What you should do:
Where a line below includes the word "Little", copy that line.

##########

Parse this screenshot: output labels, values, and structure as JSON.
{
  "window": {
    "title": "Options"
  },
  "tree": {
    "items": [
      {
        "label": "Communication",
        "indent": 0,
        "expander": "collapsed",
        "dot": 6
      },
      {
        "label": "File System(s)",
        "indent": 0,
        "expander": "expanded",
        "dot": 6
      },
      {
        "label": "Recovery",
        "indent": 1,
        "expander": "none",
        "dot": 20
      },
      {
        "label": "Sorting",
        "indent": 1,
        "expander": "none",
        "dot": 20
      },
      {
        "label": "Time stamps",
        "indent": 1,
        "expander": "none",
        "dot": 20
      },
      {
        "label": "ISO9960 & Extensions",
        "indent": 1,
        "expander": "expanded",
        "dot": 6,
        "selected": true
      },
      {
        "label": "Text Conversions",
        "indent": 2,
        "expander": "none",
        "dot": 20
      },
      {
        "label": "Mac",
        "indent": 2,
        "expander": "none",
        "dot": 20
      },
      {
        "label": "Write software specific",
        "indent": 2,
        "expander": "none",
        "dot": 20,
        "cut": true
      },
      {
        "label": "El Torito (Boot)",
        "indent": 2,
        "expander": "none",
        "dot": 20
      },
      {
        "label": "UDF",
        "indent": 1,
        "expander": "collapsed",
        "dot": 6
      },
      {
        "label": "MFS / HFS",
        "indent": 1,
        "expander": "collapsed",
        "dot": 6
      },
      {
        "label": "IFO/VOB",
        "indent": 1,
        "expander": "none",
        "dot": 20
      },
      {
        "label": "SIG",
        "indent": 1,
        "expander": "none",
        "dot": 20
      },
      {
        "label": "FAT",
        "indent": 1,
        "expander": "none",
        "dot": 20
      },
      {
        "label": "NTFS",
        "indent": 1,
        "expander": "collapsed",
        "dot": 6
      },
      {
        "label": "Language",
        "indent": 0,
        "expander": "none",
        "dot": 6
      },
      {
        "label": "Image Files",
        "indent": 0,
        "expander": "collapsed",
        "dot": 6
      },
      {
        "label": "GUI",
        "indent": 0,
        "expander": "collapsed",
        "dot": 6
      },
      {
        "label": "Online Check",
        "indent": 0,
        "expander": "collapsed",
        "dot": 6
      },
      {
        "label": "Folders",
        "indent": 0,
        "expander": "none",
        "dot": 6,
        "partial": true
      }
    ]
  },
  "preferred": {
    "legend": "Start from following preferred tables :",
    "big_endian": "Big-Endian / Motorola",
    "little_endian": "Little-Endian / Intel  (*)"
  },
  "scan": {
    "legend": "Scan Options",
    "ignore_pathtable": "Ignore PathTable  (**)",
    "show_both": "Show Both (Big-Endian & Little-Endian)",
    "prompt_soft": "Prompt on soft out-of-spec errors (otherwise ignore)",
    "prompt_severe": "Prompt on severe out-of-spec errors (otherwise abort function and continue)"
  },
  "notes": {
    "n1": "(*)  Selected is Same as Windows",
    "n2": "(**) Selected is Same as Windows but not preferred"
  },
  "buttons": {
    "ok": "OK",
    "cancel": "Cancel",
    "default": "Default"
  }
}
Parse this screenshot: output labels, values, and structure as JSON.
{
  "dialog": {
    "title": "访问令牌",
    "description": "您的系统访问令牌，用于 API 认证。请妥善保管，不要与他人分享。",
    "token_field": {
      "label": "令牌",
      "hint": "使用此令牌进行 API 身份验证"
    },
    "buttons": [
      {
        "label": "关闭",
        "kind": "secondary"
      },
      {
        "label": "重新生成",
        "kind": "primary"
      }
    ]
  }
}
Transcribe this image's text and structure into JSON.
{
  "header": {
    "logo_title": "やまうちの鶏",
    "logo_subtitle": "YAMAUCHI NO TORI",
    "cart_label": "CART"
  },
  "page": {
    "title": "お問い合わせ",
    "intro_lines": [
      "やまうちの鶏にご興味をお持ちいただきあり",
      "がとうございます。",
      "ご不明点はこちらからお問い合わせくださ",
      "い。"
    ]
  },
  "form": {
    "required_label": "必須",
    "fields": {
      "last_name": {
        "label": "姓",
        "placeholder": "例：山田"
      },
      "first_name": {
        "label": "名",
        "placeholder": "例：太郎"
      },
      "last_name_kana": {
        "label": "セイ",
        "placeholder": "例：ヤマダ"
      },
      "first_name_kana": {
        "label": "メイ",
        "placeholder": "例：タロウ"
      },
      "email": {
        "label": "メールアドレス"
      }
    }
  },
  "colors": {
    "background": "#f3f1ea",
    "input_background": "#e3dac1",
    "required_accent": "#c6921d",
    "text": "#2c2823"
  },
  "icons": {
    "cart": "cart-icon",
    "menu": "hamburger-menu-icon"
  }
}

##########

Written response:
    "little_endian": "Little-Endian / Intel  (*)"
    "show_both": "Show Both (Big-Endian & Little-Endian)",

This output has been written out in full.